- **EXTRACTED INFORMATION**
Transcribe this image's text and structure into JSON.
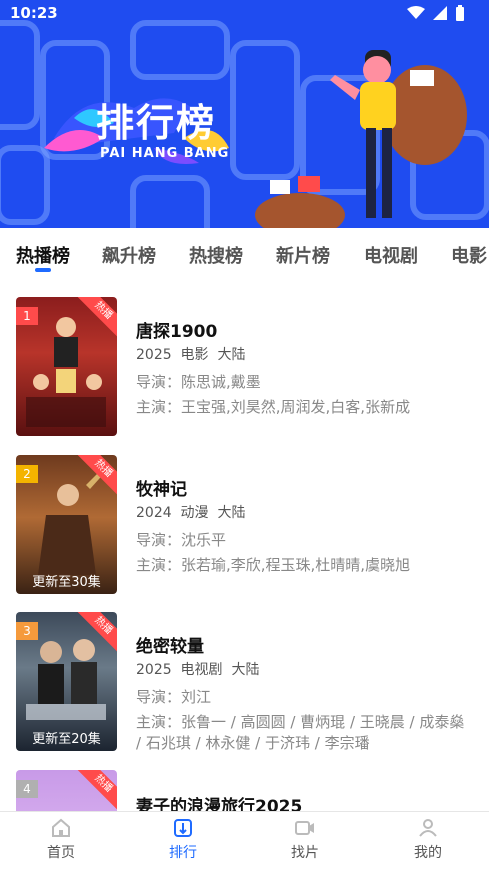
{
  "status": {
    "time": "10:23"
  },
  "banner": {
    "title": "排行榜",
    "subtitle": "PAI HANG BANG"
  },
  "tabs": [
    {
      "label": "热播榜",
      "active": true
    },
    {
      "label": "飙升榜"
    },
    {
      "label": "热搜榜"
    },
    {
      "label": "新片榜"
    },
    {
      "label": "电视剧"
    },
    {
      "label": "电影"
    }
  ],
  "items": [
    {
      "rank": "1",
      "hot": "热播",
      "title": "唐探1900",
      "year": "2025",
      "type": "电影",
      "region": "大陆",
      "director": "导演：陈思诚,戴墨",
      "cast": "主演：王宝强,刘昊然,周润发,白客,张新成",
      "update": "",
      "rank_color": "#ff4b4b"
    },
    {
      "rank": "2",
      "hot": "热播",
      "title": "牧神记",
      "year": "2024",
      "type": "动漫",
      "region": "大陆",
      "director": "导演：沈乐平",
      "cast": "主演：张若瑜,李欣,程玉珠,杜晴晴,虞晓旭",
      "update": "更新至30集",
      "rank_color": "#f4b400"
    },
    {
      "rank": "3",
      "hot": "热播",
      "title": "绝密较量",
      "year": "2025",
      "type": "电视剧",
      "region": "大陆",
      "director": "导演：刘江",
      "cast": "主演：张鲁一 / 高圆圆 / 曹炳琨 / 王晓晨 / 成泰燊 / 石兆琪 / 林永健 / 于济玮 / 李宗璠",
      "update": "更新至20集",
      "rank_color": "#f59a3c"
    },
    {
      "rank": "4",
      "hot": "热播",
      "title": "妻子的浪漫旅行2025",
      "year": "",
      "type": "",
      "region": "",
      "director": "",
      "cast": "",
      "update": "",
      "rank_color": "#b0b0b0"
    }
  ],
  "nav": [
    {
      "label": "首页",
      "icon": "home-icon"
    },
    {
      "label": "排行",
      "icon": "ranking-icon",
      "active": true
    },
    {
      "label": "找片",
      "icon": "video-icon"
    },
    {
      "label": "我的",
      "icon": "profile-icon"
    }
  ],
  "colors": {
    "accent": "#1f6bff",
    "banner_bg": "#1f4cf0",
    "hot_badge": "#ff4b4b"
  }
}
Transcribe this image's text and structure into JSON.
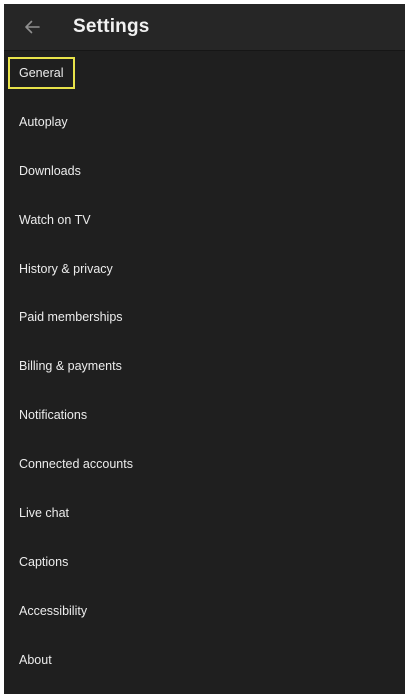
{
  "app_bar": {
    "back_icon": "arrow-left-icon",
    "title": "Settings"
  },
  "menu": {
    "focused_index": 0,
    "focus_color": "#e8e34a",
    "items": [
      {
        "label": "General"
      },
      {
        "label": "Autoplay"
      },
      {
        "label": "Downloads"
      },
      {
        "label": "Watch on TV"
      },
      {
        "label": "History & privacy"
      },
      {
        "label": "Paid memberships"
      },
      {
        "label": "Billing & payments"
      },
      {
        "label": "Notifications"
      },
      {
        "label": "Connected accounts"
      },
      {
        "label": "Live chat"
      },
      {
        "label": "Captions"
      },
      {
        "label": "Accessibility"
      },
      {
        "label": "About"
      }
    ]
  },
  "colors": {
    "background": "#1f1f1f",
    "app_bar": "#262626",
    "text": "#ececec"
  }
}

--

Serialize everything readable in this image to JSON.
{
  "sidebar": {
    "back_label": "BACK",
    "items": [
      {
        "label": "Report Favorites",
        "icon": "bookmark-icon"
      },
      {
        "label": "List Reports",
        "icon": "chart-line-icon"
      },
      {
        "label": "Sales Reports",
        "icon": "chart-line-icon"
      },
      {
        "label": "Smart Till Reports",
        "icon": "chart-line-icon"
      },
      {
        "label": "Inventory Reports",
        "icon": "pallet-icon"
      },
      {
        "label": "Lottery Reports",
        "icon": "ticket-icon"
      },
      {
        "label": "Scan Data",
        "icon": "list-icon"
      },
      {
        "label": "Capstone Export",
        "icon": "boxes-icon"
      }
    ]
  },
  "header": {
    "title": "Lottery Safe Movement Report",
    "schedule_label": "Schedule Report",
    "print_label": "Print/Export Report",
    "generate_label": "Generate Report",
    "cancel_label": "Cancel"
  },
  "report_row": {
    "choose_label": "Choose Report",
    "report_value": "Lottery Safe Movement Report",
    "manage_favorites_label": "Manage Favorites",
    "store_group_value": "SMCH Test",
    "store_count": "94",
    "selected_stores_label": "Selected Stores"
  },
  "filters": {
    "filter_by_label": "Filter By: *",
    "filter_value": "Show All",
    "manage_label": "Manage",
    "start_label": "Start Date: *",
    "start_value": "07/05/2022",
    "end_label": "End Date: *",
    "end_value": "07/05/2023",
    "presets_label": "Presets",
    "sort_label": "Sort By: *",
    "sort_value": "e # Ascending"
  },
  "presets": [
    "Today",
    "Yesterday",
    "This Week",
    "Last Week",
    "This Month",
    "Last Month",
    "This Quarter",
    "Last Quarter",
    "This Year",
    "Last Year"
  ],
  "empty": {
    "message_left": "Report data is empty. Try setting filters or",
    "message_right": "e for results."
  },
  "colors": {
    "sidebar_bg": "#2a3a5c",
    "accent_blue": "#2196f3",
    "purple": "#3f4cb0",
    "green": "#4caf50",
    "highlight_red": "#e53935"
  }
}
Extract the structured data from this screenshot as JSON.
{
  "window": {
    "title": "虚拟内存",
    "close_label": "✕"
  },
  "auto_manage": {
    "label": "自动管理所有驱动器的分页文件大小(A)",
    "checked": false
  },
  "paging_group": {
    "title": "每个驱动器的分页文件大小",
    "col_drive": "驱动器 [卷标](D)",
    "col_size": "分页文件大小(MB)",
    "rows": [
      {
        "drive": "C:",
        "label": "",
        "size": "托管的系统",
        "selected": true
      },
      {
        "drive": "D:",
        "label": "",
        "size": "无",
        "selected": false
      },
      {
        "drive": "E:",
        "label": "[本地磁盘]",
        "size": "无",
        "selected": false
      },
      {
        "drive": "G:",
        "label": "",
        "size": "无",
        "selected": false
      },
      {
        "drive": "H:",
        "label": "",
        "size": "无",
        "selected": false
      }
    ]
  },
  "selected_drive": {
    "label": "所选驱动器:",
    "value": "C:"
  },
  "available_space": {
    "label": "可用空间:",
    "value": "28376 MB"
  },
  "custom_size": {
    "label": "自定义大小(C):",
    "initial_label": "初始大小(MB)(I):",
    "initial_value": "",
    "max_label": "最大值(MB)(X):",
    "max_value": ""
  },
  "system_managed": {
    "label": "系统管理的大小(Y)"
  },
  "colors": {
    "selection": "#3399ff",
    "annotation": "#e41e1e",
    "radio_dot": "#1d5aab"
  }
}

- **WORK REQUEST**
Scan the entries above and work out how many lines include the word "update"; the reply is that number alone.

- **SOLUTION TO THE PROBLEM**
4